**What is needed**
Reproduce the entries exactly, beginning with the line containing "Decode this image" and ending with their last line, both included.

________________________________________

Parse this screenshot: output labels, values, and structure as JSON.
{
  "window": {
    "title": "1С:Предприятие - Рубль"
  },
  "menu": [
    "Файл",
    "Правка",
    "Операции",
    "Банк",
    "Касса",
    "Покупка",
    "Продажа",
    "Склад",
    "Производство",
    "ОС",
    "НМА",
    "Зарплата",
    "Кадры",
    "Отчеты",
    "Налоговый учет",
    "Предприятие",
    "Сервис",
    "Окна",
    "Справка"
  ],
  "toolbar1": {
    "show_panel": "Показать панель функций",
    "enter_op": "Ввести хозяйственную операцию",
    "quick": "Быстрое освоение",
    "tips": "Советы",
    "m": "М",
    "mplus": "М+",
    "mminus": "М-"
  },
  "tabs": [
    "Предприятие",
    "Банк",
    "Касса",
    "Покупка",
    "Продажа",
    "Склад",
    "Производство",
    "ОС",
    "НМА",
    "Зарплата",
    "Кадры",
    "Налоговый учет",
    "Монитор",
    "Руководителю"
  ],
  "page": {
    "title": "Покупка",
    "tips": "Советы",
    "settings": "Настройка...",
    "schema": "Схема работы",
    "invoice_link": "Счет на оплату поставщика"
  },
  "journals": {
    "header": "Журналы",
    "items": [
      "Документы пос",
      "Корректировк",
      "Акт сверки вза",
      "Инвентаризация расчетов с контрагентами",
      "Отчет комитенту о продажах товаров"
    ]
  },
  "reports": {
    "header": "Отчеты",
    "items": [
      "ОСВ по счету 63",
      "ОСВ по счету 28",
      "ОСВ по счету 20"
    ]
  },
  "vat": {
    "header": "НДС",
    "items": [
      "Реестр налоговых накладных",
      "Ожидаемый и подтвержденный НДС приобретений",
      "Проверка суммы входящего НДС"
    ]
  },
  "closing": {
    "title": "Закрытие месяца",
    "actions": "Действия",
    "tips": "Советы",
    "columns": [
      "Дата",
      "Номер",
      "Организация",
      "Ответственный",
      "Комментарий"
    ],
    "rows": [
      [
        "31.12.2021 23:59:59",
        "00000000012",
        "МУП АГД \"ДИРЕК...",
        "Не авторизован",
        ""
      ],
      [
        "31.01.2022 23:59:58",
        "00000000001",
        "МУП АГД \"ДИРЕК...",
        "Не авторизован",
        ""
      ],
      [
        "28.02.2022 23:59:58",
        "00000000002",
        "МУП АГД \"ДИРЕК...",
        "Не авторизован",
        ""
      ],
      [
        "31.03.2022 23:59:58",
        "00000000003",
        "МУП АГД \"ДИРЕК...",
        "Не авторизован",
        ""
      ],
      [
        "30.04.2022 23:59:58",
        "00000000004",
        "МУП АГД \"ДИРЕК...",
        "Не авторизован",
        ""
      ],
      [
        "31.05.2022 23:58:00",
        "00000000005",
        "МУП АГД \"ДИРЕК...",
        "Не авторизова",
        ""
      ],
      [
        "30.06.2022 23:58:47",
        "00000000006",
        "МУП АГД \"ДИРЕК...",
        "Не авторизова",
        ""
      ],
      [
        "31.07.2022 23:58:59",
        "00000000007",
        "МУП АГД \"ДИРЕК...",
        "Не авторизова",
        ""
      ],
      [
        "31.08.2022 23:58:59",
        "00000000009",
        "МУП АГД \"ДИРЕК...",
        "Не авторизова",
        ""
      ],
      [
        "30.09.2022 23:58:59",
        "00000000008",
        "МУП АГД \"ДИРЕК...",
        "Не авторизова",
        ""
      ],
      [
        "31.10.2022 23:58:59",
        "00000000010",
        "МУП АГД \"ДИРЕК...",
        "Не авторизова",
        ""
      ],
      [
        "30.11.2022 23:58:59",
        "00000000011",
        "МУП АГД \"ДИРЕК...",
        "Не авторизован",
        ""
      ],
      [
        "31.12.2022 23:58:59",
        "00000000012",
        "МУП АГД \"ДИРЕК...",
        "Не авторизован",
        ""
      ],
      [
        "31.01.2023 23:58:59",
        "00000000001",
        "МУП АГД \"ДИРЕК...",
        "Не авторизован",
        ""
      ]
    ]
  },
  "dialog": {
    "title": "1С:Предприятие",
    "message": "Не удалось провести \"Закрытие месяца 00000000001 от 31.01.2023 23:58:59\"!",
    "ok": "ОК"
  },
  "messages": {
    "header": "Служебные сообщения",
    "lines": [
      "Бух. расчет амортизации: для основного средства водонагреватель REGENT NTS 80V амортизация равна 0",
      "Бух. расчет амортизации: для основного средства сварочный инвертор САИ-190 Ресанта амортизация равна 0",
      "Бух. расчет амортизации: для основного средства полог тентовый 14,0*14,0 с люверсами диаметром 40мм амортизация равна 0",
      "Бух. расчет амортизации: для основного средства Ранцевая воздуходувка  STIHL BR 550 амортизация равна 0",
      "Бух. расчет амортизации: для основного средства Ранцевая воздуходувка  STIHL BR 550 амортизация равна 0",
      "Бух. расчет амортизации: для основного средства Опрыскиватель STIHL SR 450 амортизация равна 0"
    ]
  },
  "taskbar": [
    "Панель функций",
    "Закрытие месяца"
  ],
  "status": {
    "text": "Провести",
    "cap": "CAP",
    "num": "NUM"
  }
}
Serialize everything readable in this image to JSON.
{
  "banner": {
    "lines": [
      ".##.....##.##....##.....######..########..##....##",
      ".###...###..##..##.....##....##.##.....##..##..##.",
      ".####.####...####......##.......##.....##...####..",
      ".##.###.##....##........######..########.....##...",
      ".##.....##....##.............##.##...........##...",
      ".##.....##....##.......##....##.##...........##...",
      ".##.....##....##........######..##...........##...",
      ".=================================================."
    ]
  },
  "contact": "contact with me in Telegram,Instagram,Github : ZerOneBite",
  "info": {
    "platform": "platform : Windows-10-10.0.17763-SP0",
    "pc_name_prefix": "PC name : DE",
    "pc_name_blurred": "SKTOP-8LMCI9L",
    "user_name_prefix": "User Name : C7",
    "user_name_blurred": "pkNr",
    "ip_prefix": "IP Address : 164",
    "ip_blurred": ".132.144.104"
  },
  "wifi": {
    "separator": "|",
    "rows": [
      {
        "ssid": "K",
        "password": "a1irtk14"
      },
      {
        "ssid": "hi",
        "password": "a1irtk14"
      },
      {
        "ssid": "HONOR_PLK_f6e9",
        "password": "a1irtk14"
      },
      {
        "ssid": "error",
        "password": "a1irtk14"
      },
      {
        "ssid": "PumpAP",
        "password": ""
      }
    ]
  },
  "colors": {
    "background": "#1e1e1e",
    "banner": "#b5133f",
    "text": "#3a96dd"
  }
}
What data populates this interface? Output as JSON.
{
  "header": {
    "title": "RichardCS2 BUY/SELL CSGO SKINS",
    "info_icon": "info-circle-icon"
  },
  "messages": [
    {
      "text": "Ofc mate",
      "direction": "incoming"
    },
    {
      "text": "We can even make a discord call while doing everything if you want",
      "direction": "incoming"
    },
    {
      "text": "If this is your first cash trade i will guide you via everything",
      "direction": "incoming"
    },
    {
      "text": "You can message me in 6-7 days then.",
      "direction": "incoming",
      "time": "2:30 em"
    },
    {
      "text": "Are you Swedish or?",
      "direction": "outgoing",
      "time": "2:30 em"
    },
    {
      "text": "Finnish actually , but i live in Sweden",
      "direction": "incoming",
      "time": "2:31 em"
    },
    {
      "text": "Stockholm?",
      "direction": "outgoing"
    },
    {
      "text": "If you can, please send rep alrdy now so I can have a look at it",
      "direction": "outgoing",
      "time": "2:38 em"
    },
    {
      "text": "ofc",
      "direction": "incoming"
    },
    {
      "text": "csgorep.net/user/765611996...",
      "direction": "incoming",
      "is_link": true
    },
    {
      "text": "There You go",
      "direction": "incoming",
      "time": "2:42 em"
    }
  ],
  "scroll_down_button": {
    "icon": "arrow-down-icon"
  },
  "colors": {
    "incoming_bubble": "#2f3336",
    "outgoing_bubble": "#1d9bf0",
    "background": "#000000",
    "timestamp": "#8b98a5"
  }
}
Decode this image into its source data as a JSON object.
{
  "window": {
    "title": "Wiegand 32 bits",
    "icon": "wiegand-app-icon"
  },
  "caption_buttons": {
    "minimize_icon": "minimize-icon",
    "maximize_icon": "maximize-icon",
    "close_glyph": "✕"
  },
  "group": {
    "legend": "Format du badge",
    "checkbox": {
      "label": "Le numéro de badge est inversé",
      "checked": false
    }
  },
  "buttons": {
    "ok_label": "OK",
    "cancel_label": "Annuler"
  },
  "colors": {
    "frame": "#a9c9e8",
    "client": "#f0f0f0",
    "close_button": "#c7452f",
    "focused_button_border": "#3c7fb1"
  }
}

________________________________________

**Result for this task**
Decode this image into its source data as a JSON object.
{
  "window": {
    "title": "Wiegand 32 bits",
    "icon": "wiegand-app-icon"
  },
  "caption_buttons": {
    "minimize_icon": "minimize-icon",
    "maximize_icon": "maximize-icon",
    "close_glyph": "✕"
  },
  "group": {
    "legend": "Format du badge",
    "checkbox": {
      "label": "Le numéro de badge est inversé",
      "checked": false
    }
  },
  "buttons": {
    "ok_label": "OK",
    "cancel_label": "Annuler"
  },
  "colors": {
    "frame": "#a9c9e8",
    "client": "#f0f0f0",
    "close_button": "#c7452f",
    "focused_button_border": "#3c7fb1"
  }
}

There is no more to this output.